After months spent trying to register Artemis, I approached the task of obtaining a radio license and registering the EPIRB with trepidation. I was already stressing about pages of forms and days of work. It turned out to be extremely easy and less than an hours work from beginning to end. Continue reading “Ship radio license and EPIRB registration”
This is a subject I approached with great respect. My research in Internet forums led me to believe that the insurance market is peopled by evil, money grabbing scrooges who hide behind small print and set unreasonable conditions before they will even agree to consider taking a huge chunk out of your boating money.
In 1991 the original owner paid the deposit to Orion Marine in Falmouth for a Rustler 36 that was to become hull number 56, “Artemis of Lleyn”. In 1992 she was displayed at the Southampton Boat Show. Her first season of use was 1993.
During 1995 she did a circuit of the Atlantic and cruised in the Caribbean. After that she was in the Baltic for three years and cruised as far as the Russian border in Finland to the East and the Aaland islands in the North.
I knew that I wanted to sail; that was the easy bit. The hard bit was knowing what I wanted to sail.
Two weeks on a brand new Dufour 350 with self tacking jib showed me exactly what I didn’t want. A roll threw me on to the chart table and it broke. The locker fittings broke as you opened them and we found some screws on deck at the bottom of the mast. And the noise of the flat bottom at the bow slapping the waves was awful. Four weeks on a Jeanneau Sun Odyssey 37 were fun and most of the time I could actually reverse in to a marina, but deep down I knew I was looking for something else.
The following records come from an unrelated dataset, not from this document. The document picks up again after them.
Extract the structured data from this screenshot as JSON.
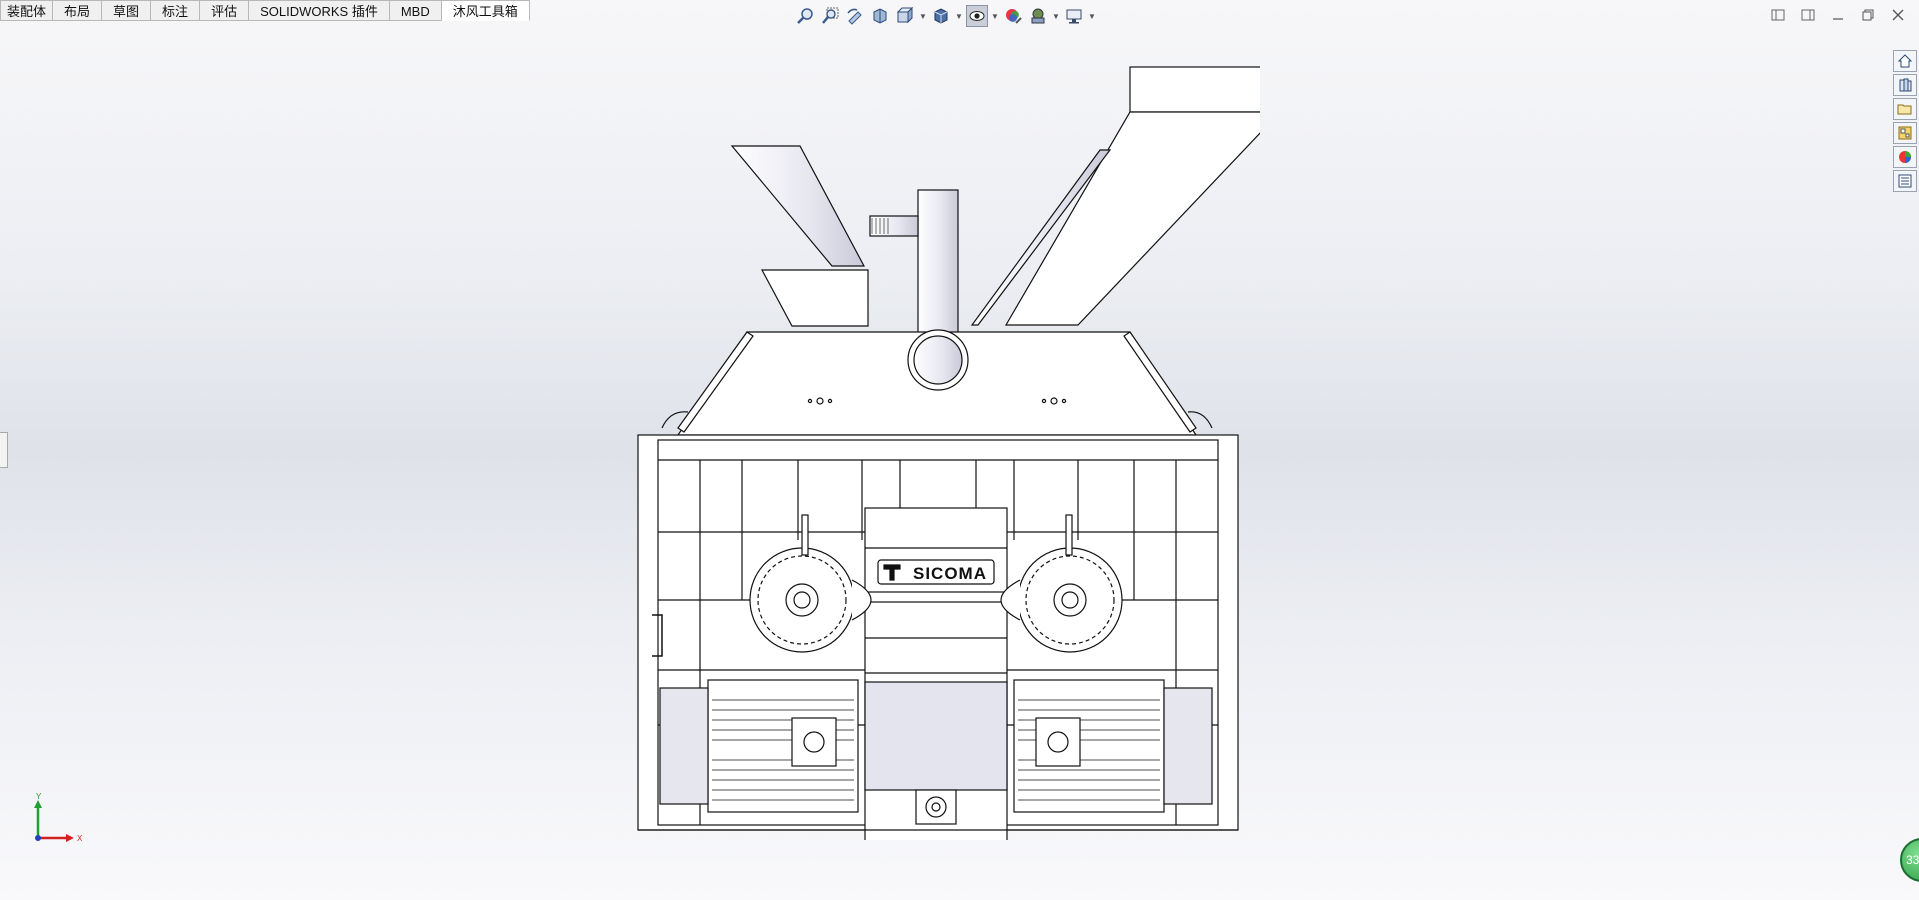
{
  "command_manager": {
    "tabs": [
      {
        "label": "装配体"
      },
      {
        "label": "布局"
      },
      {
        "label": "草图"
      },
      {
        "label": "标注"
      },
      {
        "label": "评估"
      },
      {
        "label": "SOLIDWORKS 插件"
      },
      {
        "label": "MBD"
      },
      {
        "label": "沐风工具箱",
        "active": true
      }
    ]
  },
  "heads_up_toolbar": {
    "icons": [
      "zoom-to-fit-icon",
      "zoom-to-area-icon",
      "previous-view-icon",
      "section-view-icon",
      "view-orientation-icon",
      "display-style-icon",
      "hide-show-items-icon",
      "edit-appearance-icon",
      "apply-scene-icon",
      "view-settings-icon"
    ]
  },
  "window_controls": [
    "tile-left-icon",
    "tile-right-icon",
    "minimize-icon",
    "restore-icon",
    "close-icon"
  ],
  "task_pane": [
    "solidworks-resources-icon",
    "design-library-icon",
    "file-explorer-icon",
    "view-palette-icon",
    "appearances-icon",
    "custom-properties-icon"
  ],
  "model": {
    "logo_text": "SICOMA"
  },
  "triad": {
    "x_label": "X",
    "y_label": "Y"
  },
  "badge": {
    "text": "33"
  },
  "colors": {
    "background_top": "#f7f7f9",
    "background_mid": "#dfe2e9",
    "model_line": "#111111",
    "model_fill": "#ffffff",
    "model_shade": "#e4e4ee",
    "triad_x": "#d42020",
    "triad_y": "#20a030"
  }
}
After 18 months I had read all the arguments in the Internet about sail area/displacement ratio, stability index and the angle of vanishing stability and was thoroughly confused. The only useful result of all my reading was that I was slowly getting a feel for what I should be expecting to pay for the boat of my dreams.